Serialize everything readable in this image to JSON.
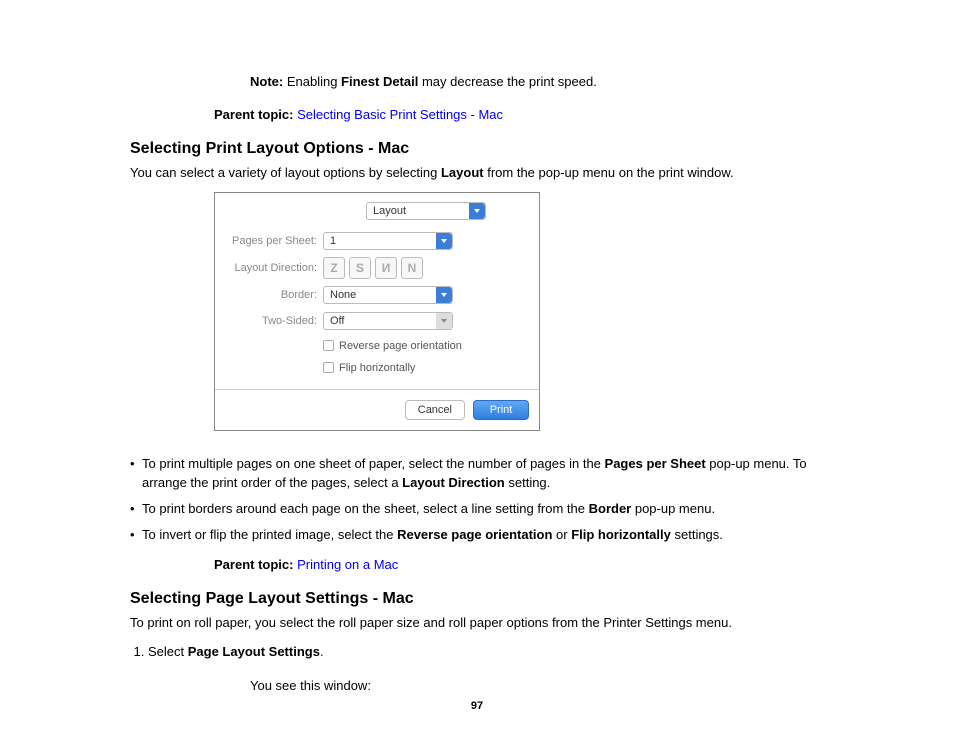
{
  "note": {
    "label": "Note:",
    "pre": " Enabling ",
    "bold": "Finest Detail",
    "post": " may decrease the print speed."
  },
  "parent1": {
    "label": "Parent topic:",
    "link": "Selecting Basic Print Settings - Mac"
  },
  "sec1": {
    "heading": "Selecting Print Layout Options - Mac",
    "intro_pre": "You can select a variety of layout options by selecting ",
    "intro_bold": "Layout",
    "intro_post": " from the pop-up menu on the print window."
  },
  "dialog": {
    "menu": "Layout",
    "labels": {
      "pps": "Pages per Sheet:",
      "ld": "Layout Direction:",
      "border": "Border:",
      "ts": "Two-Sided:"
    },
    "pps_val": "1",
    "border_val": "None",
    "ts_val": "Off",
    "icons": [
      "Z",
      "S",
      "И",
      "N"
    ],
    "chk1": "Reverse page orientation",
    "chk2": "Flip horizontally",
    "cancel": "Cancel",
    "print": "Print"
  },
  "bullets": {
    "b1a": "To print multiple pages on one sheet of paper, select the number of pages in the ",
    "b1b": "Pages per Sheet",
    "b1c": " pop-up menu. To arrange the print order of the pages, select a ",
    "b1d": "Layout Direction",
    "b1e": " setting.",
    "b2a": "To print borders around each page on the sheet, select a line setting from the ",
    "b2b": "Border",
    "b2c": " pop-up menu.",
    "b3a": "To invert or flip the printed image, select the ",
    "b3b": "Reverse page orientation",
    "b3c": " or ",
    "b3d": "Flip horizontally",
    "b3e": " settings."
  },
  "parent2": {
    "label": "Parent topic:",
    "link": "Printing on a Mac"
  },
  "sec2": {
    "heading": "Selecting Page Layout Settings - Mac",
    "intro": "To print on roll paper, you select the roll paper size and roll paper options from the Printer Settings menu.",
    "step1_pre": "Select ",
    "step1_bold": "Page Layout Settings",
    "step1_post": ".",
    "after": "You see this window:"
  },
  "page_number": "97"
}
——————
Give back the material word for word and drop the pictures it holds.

Exercise output:
Serialize everything readable in this image to JSON.
{
  "note": {
    "label": "Note:",
    "pre": " Enabling ",
    "bold": "Finest Detail",
    "post": " may decrease the print speed."
  },
  "parent1": {
    "label": "Parent topic:",
    "link": "Selecting Basic Print Settings - Mac"
  },
  "sec1": {
    "heading": "Selecting Print Layout Options - Mac",
    "intro_pre": "You can select a variety of layout options by selecting ",
    "intro_bold": "Layout",
    "intro_post": " from the pop-up menu on the print window."
  },
  "dialog": {
    "menu": "Layout",
    "labels": {
      "pps": "Pages per Sheet:",
      "ld": "Layout Direction:",
      "border": "Border:",
      "ts": "Two-Sided:"
    },
    "pps_val": "1",
    "border_val": "None",
    "ts_val": "Off",
    "icons": [
      "Z",
      "S",
      "И",
      "N"
    ],
    "chk1": "Reverse page orientation",
    "chk2": "Flip horizontally",
    "cancel": "Cancel",
    "print": "Print"
  },
  "bullets": {
    "b1a": "To print multiple pages on one sheet of paper, select the number of pages in the ",
    "b1b": "Pages per Sheet",
    "b1c": " pop-up menu. To arrange the print order of the pages, select a ",
    "b1d": "Layout Direction",
    "b1e": " setting.",
    "b2a": "To print borders around each page on the sheet, select a line setting from the ",
    "b2b": "Border",
    "b2c": " pop-up menu.",
    "b3a": "To invert or flip the printed image, select the ",
    "b3b": "Reverse page orientation",
    "b3c": " or ",
    "b3d": "Flip horizontally",
    "b3e": " settings."
  },
  "parent2": {
    "label": "Parent topic:",
    "link": "Printing on a Mac"
  },
  "sec2": {
    "heading": "Selecting Page Layout Settings - Mac",
    "intro": "To print on roll paper, you select the roll paper size and roll paper options from the Printer Settings menu.",
    "step1_pre": "Select ",
    "step1_bold": "Page Layout Settings",
    "step1_post": ".",
    "after": "You see this window:"
  },
  "page_number": "97"
}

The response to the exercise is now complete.